» **Material provided**

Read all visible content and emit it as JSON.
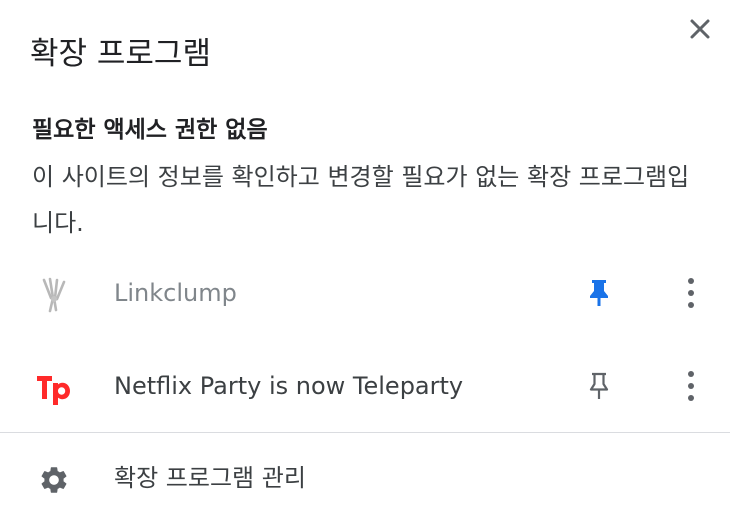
{
  "header": {
    "title": "확장 프로그램",
    "close_icon": "close-icon"
  },
  "section": {
    "heading": "필요한 액세스 권한 없음",
    "description": "이 사이트의 정보를 확인하고 변경할 필요가 없는 확장 프로그램입니다."
  },
  "extensions": [
    {
      "name": "Linkclump",
      "icon": "linkclump-icon",
      "pinned": true,
      "enabled": false
    },
    {
      "name": "Netflix Party is now Teleparty",
      "icon": "teleparty-logo-icon",
      "pinned": false,
      "enabled": true
    }
  ],
  "footer": {
    "manage_label": "확장 프로그램 관리",
    "manage_icon": "gear-icon"
  },
  "colors": {
    "pinned_accent": "#1a73e8",
    "teleparty_brand": "#ff2a2a",
    "icon_gray": "#5f6368",
    "muted_text": "#80868b"
  }
}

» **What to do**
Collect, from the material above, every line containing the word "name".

» **Answer to this exercise**
      "name": "Linkclump",
      "name": "Netflix Party is now Teleparty",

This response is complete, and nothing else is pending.